This may be a moment in Senate history, when a senator made a proposal that, when given an opportunity for a vote on that proposal, filibustered his own proposal…I don’t think this has ever happened before.
So, those Republicans finally got a framework! If anyone feels like you might be on the most boring roller coaster ever, you are, as there have been so many high and low points with this debt ceiling dramarama today that you probably feel so dizzy that people might mistake you for being drunk. Anyway, in the latest developments, Republicans have apparently reached a framework with the White House to make this debt ceiling deal happen. Based on this, which side do you think won the day? Here’s a roundup:
- ceiling The debt ceiling would rise to $2.8 trillion (though this number is conflicting; AP reports $2.4 trillion). This would be enough to get us past the 2012 elections.
- cuts Republicans would reportedly agree to roughly $1 trillion in cuts now, and then another $1.8 trillion later. Ignore our earlier version of the post; this is significant.
- condition Republicans will get one thing out of the mess which in the end won’t mean anything — a vote on a balanced budget amendement. This will not pass. source
- 10 freaking days to pull off this bloody debt-cutting mess source
» Can they kiss, make up and pull off a debt deal? With Republicans suddenly pushing for a smaller short-term agreement and Obama going all heave-ho in favor of a larger one, Obama’s starting to show some boldness that we haven’t seen in a while. In terms of political battles, he called the GOP’s bluff. To be clear, tax increases are the main sticking point here, but are we starting to see the limits of the all-or-nothing approach the GOP has to taxes? Obama looks like he’s not going to blink. But either side could.
I don’t think people have a sense what the numbers are here. When we talk about the tax-cuts, the Republican plan right now, it would add 4 trillion to the deficit over the next ten years. Nothing that Obama has done, even if you multiple it by itself a couple of times over has done anything like that. That is 5 times larger than the Stimulus. That is 15 times larger than what TARP will end up being, which will be only like 66 billion dollars. So this is a huge increase on the deficit. And by the way, Obama’s middle class tax cut is about 3.2 trillion on the deficit. So, we just went, in a couple of months, to everyone saying the deficit is the most important issue in American politics to, should we increase it by 3 trillion dollars or 4 trillion dollars?
I mean, this is what American politics is. And nobody levels with the American people. On the right, the Republicans don’t say, “we think this is worth 4 trillion on the deficit.” Obama doesn’t say, “I think this is worth 3 trillion on the deficit.” We just sorta swing back and forth between pretending we are concerned about the deficit and pretending we’re concerned about taxes and never-ever deal with, as a country, with the disunites between those two positions.
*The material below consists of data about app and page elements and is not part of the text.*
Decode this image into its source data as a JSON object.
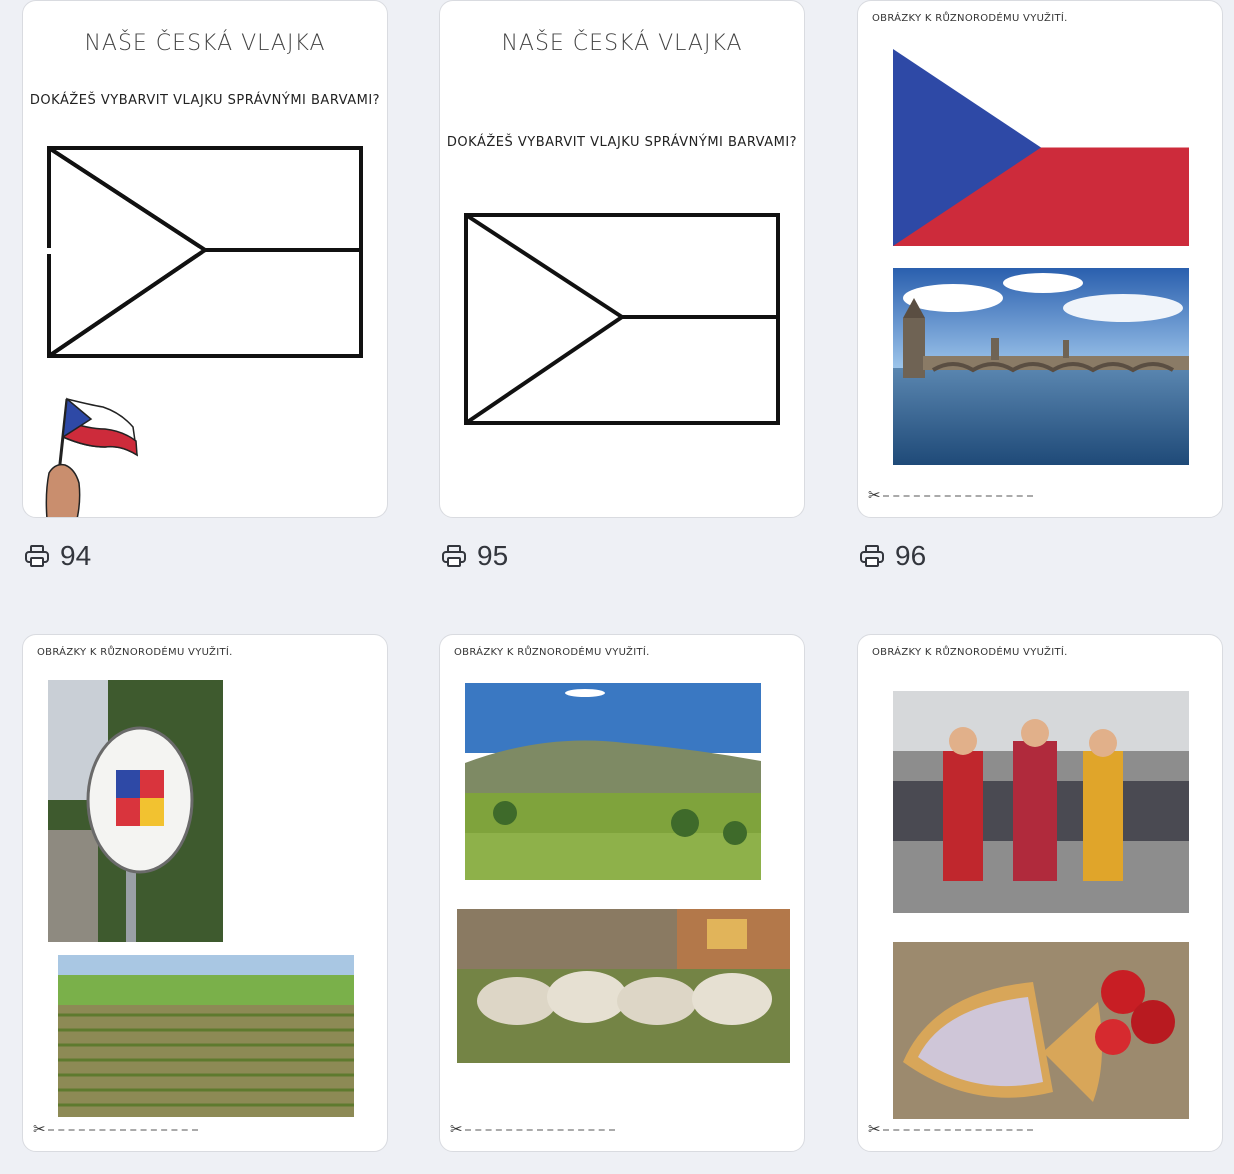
{
  "cards": [
    {
      "title": "NAŠE ČESKÁ VLAJKA",
      "subtitle": "DOKÁŽEŠ VYBARVIT VLAJKU SPRÁVNÝMI BARVAMI?",
      "prints": "94"
    },
    {
      "title": "NAŠE ČESKÁ VLAJKA",
      "subtitle": "DOKÁŽEŠ VYBARVIT VLAJKU SPRÁVNÝMI BARVAMI?",
      "prints": "95"
    },
    {
      "tag": "OBRÁZKY K RŮZNORODÉMU VYUŽITÍ.",
      "prints": "96"
    },
    {
      "tag": "OBRÁZKY K RŮZNORODÉMU VYUŽITÍ."
    },
    {
      "tag": "OBRÁZKY K RŮZNORODÉMU VYUŽITÍ."
    },
    {
      "tag": "OBRÁZKY K RŮZNORODÉMU VYUŽITÍ."
    }
  ],
  "scissors": "✂",
  "icons": {
    "print": "printer-icon",
    "cut": "scissors-icon"
  },
  "colors": {
    "flag_blue": "#2e49a6",
    "flag_red": "#cd2b3b",
    "page_bg": "#eef0f5"
  }
}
Ezra Klein on the deficit and tax-cuts (MSNBC)
"I mean, this is what American politics is. And nobody levels with the American people."
There was a man who tried to “level” with the American people on this topic:
"Mr. Reagan will raise taxes; and so will I. He won’t tell you. I just did." - Walter Mondale (1984 debate vs Pres. Reagan).
Mondale won one state. His home state of Minnesota.
…It has been obvious for at least a year that the U.S. government would face an extended period of large deficits, and projections of those deficits haven’t changed much since last summer. Yet the drumbeat of dire fiscal warnings has grown vastly louder.
To me — and I’m not alone in this — the sudden outbreak of deficit hysteria brings back memories of the groupthink that took hold during the run-up to the Iraq war. Now, as then, dubious allegations, not backed by hard evidence, are being reported as if they have been established beyond a shadow of a doubt. Now, as then, much of the political and media establishments have bought into the notion that we must take drastic action quickly, even though there hasn’t been any new information to justify this sudden urgency. Now, as then, those who challenge the prevailing narrative, no matter how strong their case and no matter how solid their background, are being marginalized.
And fear-mongering on the deficit may end up doing as much harm as the fear-mongering on weapons of mass destruction…
Paul Krugman - Fiscal Scare Tactics
continue reading… NYTimes